A best book of the year at Los Angeles Times, Time, NPR, The Washington Post, Bookforum, The New Yorker, Vogue, Kirkus
The acclaimed, award-winning New Yorker writer Rachel Aviv offers a groundbreaking exploration of mental illness and the mind, and illuminates the startling connections between diagnosis and identity.
Strangers to Ourselves poses fundamental questions about how we understand ourselves in periods of crisis and distress. Drawing on deep, original reporting as well as unpublished journals and memoirs, Rachel Aviv writes about people who have come up against the limits of psychiatric explanations for who they are. She follows an Indian woman celebrated as a saint who lives in healing temples in Kerala; an incarcerated mother vying for her children’s forgiveness after recovering from psychosis; a man who devotes his life to seeking revenge upon his psychoanalysts; and an affluent young woman who, after a decade of defining herself through her diagnosis, decides to go off her meds because she doesn’t know who she is without them. Animated by a profound sense of empathy, Aviv’s gripping exploration is refracted through her own account of living in a hospital ward at the age of six and meeting a fellow patient with whom her life runs parallel—until it no longer does.
Aviv asks how the stories we tell about mental disorders shape their course in our lives—and our identities, too. Challenging the way we understand and talk about illness, her account is a testament to the porousness and resilience of the mind.

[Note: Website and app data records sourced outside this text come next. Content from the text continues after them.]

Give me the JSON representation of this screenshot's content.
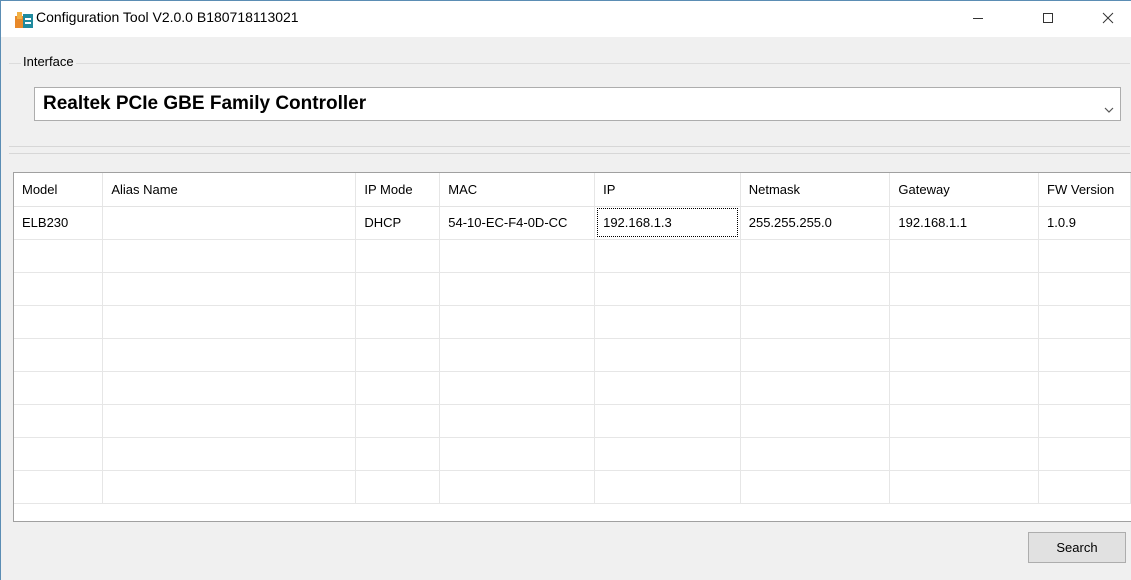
{
  "window": {
    "title": "Configuration Tool V2.0.0 B180718113021"
  },
  "interface": {
    "label": "Interface",
    "selected": "Realtek PCIe GBE Family Controller"
  },
  "grid": {
    "columns": [
      "Model",
      "Alias Name",
      "IP Mode",
      "MAC",
      "IP",
      "Netmask",
      "Gateway",
      "FW Version"
    ],
    "rows": [
      [
        "ELB230",
        "",
        "DHCP",
        "54-10-EC-F4-0D-CC",
        "192.168.1.3",
        "255.255.255.0",
        "192.168.1.1",
        "1.0.9"
      ]
    ],
    "empty_rows": 8
  },
  "buttons": {
    "search": "Search"
  },
  "colors": {
    "accent_border": "#5b8db4",
    "icon_orange": "#e8892a",
    "icon_teal": "#1f8a9e"
  }
}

New Yorker staff writer Aviv debuts with a collection of thought-provoking journalistic profiles of people with mental illness. From a depressed self-aggrandizing physician to a mother who murders one of her twins during a mental health episode to a Harvard-educated debutante with bipolar disorder, Aviv details how six individuals have navigated the boundaries of scientific understandings of mental illness and developed self-understanding through psychiatric treatment. The author includes her own story: She was diagnosed with anorexia at age six and committed to a hospital, where she encountered the power of diagnoses to shape one's self-conception: "There are stories that save us, and stories that trap us, and in the midst of an illness it can be very hard to know which is which." Aviv uses interviews, subjects' journals, and the writings of such figures as Sigmund Freud and psychiatrist Roland Kuhn to study how illness affects how one sees oneself. For example, the journals of Aviv's subject Bapu, an Indian woman with schizophrenia, pay little heed to her diagnosis and treat her connection with the Hindu god Krishna as real. Aviv's considerable storytelling abilities are on full display here as she renders compassionate and nuanced portraits of individuals wrestling to gain a coherent sense of identity from the limited lexicon of psychiatry. This eye-opening examination makes for a valuable addition to modern discourse around mental illness.